The gallery spaces have been recently redesigned in honor of the museum’s 100-year anniversary, and the museum is excited not only to pass this milestone, but also about the renovation of the 1899 building, a turn-of-the-century Post Office that the museum has occupied since 1981.
The gallery spaces are generous, with tall ceilings and an open plan that gives each piece space to breathe, allowing the viewer to become completely immersed in the works. The exhibit design entices visitors to explore, luring them through galleries using a layout that at once reveals and conceals, shifting points of visual focus to guide visitors through the collection.
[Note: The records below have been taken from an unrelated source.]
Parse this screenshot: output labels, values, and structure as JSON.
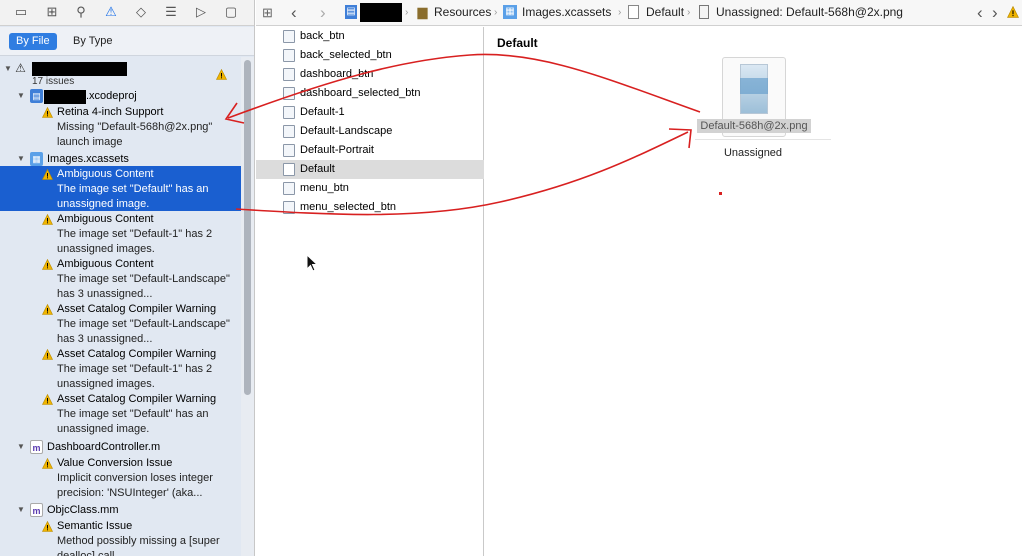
{
  "navigator": {
    "toolbar_icons": [
      "folder-icon",
      "hierarchy-icon",
      "search-icon",
      "warning-icon",
      "test-diamond-icon",
      "list-icon",
      "breakpoint-icon",
      "message-icon"
    ],
    "scope": {
      "by_file": "By File",
      "by_type": "By Type"
    },
    "project": {
      "issue_count": "17 issues"
    },
    "groups": [
      {
        "label": ".xcodeproj",
        "icon": "xcodeproj-icon",
        "issues": [
          {
            "title": "Retina 4-inch Support",
            "desc": "Missing \"Default-568h@2x.png\" launch image"
          }
        ]
      },
      {
        "label": "Images.xcassets",
        "icon": "asset-catalog-icon",
        "issues": [
          {
            "title": "Ambiguous Content",
            "desc": "The image set \"Default\" has an unassigned image.",
            "selected": true
          },
          {
            "title": "Ambiguous Content",
            "desc": "The image set \"Default-1\" has 2 unassigned images."
          },
          {
            "title": "Ambiguous Content",
            "desc": "The image set \"Default-Landscape\" has 3 unassigned..."
          },
          {
            "title": "Asset Catalog Compiler Warning",
            "desc": "The image set \"Default-Landscape\" has 3 unassigned..."
          },
          {
            "title": "Asset Catalog Compiler Warning",
            "desc": "The image set \"Default-1\" has 2 unassigned images."
          },
          {
            "title": "Asset Catalog Compiler Warning",
            "desc": "The image set \"Default\" has an unassigned image."
          }
        ]
      },
      {
        "label": "DashboardController.m",
        "icon": "objc-file-icon",
        "issues": [
          {
            "title": "Value Conversion Issue",
            "desc": "Implicit conversion loses integer precision: 'NSUInteger' (aka..."
          }
        ]
      },
      {
        "label": "ObjcClass.mm",
        "icon": "objc-file-icon",
        "issues": [
          {
            "title": "Semantic Issue",
            "desc": "Method possibly missing a [super dealloc] call"
          }
        ]
      }
    ]
  },
  "jump_bar": {
    "items": [
      "Resources",
      "Images.xcassets",
      "Default",
      "Unassigned: Default-568h@2x.png"
    ]
  },
  "assets": [
    {
      "label": "back_btn"
    },
    {
      "label": "back_selected_btn"
    },
    {
      "label": "dashboard_btn"
    },
    {
      "label": "dashboard_selected_btn"
    },
    {
      "label": "Default-1"
    },
    {
      "label": "Default-Landscape"
    },
    {
      "label": "Default-Portrait"
    },
    {
      "label": "Default",
      "selected": true
    },
    {
      "label": "menu_btn"
    },
    {
      "label": "menu_selected_btn"
    }
  ],
  "detail": {
    "title": "Default",
    "image_filename": "Default-568h@2x.png",
    "slot_label": "Unassigned"
  },
  "colors": {
    "selection_blue": "#1a5fd0",
    "warning_yellow": "#f0b400",
    "annotation_red": "#d82020",
    "scope_active": "#2f7de1"
  }
}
The galleries themselves are thematically organized, in a shift away from chronological storytelling. The curatorial narrative is overlaid with a deep tactile understanding of art as object, as resistant, as fragile, as stubborn or pliable. This close interaction with art supports the museum’s emphasis on art preservation and conservation. Exposure of works is rigorously metered and measured, and lighting is currently screened to ensure that works are presented within conservation parameters.
The switch from halogen to LED is welcome in this regard, since the latter emit little to no ultraviolet radiation, and while the initial cost of LEDs is considerably higher than that of halogen, savings in terms of labor (due to the longevity of LED lamps), energy consumption and even air-conditioning (due to the high heat load of halogen lamps) make up for the initial cost increase.